- Do you think the first verse appears to suggest we are required to help when a non-Jews' donkey or ox falls down?
- Does the second verse undermine the reasoning for the first הלכה?
- What הלכות can preventing animal suffering be brought as the reason for their existence?
- What do you think is the reason for having the avoidance of suffering of animals being more important than הלכות רבנן?
Going Beyond Simply Stopping Animal Cruelty
Rabbi Jonathan Sacks, Ki Tetse (5768) – Animal Welfare, Blog; www.rabbisacks.org
Judaism regards animals as sentient beings. They may not think or speak, but they do feel. They are capable of distress. There is such a thing as cruelty to animals , and as far as possible it should be avoided.
Thus, for example, in Ki Tetse we read:
Do not muzzle an ox when it is treading grain.
What is striking about this law is that it parallels provisions for human beings as well:
When you come [to work] in your neighbour’s vineyard, you may eat as many grapes as you desire to satisfy your hunger. However, you may not put any into a receptacle that you may have. When you come [to work] in your neighbour’s standing grain, you may take the ears with your hand. However, you may not lift the sickle [for your own benefit] in your neighbour’s grain.
The principle is the same in both cases: it is cruel to prevent those working with food from eating some of it. To be sure, in the case of humans there is a delicate balance of reciprocal responsibility. The employer must allow his employee to eat, but the employee must not engage in petty theft. But the parallel is instructive. Animals, too, have feelings and they must be respected.
- What is the Torah trying to teach us when it compares the laws for working an animal to the laws when hiring a Jewish worker?
- How far is this passage suggesting we should go to avoid cruelty to animals?
Moral Imperative or Halachic Responsibilty?
Rabbi David Blech, Judaism and Animal Experimentation, Tradition 22(2)
(Torah) sources serve only to demonstrate that animal directed conduct which is compassionate in nature constitutes a "good deed" but do not serve to establish a system of responsibilities.
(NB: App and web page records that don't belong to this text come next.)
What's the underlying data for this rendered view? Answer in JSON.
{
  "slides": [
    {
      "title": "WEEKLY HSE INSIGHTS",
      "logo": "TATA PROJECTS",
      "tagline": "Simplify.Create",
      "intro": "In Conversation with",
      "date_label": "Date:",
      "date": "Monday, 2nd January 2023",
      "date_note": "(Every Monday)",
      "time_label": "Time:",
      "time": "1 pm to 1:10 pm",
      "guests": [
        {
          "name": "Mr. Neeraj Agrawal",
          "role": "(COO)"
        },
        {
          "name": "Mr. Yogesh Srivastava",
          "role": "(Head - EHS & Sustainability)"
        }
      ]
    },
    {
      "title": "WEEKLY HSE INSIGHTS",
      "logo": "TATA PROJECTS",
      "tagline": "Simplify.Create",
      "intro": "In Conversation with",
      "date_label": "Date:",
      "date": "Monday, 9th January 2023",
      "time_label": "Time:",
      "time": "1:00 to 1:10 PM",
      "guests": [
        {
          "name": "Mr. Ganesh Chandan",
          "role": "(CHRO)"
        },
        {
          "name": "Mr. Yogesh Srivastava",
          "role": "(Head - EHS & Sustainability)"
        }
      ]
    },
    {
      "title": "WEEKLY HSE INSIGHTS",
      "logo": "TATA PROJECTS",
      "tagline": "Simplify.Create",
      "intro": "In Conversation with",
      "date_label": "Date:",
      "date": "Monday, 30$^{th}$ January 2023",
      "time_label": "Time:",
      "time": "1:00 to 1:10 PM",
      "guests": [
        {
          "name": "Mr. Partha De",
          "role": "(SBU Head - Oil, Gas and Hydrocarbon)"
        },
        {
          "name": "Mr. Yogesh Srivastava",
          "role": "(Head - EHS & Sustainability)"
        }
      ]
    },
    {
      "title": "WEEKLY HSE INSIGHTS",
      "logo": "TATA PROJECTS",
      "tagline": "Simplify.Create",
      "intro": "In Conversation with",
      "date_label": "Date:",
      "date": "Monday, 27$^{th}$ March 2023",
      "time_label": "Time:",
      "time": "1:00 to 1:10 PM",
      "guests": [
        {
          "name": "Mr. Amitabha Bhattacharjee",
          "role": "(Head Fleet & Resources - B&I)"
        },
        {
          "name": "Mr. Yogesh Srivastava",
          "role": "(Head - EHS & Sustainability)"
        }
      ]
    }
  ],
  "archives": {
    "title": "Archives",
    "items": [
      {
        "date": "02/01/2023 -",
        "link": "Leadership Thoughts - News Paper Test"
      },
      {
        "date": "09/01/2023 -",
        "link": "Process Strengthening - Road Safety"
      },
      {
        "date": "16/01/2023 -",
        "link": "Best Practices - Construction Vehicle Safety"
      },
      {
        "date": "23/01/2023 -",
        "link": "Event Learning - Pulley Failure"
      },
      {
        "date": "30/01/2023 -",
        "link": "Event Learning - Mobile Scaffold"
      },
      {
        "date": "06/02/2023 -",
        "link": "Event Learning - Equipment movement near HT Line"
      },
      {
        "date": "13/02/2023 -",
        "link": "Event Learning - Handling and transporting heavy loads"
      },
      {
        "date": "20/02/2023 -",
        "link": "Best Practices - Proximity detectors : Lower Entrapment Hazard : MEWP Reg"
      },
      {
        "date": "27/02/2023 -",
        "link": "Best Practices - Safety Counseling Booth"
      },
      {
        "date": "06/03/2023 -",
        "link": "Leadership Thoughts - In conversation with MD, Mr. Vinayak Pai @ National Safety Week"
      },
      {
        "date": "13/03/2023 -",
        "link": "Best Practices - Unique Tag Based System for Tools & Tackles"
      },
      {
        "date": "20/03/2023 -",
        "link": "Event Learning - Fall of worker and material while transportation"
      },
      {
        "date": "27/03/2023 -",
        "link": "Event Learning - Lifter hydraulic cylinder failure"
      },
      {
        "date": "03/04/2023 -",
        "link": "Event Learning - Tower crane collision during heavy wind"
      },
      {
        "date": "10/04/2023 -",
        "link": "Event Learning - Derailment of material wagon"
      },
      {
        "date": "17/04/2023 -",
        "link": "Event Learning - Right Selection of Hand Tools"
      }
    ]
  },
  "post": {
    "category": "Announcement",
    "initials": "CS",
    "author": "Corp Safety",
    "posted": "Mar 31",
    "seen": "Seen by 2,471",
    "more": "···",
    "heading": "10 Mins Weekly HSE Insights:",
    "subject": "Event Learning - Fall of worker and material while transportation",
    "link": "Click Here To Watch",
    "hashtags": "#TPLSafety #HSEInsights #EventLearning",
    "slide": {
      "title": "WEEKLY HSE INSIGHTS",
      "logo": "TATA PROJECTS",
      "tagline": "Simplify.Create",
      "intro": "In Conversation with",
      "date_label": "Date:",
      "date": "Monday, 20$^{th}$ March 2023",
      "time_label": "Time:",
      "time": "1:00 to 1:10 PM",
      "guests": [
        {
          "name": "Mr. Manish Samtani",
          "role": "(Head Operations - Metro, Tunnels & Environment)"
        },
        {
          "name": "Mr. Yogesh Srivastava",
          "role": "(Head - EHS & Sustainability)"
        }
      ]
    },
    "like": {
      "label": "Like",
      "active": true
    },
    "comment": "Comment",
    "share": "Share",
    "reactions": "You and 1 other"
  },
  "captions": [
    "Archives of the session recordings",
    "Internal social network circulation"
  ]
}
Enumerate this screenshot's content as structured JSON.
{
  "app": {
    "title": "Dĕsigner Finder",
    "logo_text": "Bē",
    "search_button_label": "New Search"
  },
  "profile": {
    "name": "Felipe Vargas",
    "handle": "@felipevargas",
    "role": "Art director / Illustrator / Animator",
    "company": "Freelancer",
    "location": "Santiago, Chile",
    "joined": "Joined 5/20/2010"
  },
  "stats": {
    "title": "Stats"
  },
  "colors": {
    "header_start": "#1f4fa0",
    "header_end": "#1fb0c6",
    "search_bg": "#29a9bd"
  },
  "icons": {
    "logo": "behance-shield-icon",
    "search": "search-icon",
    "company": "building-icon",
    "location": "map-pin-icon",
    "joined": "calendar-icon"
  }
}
Particularly in light of the strong (halachic) element present in Judaism, the absence of (every-day) regulations might well be regarded as indicative of the absence of serious ethical concern for the welfare of members of the animal kingdom.
But this is demonstrably not the case, for, in Jewish teaching, there is no lack of laws designed to protect and promote animal welfare. The most obvious example of a regulation having such an effect, and one which is clearly biblical in origin, is contained in the verse "If thou seest the ass of him that hateth thee lying under its burden, thou shalt forebear to pass by him; thou shalt surely release it with him" (Exodus 23:5). The selfsame concern is manifest in the prohibition against muzzling an ox while it threshes in order that the animal be free to eat of the produce while working (Deuteronomy 25:4). Similarly Scripture provides that both domestic animals and wild beasts must be permitted to share in produce of the land which grows without cultivation during the sabbatical year...
Sabbath laws contained in both formulations of the (ten commandments) reflect a concern which goes beyond the mere elimination of pain and discomfort and serve to promote the welfare of animals in a positive manner by providing for their rest on the Sabbath day: "But the seventh day is a sabbath unto the Lord thy God, in it thou shalt not do any manner of work. . . nor thine ox, nor thine ass, nor any of thy cattle. . . "(Deuteronomy 5: 14). Even more explicit in expressing concern for the welfare of animals is the verse ". . . but on the seventh day thou shalt rest; that thine ox and thine ass may have rest" (Exodus 23:12).
- What are the reasons given here as to why someone should show mercy/kindness to animals?
- What do you think is the main reason for having unnecessary pain in animals?
- Why does the רמב"ם believe that we should treat animals this way when we slaughter them?
- Does this reason contradict our other sources reasoning?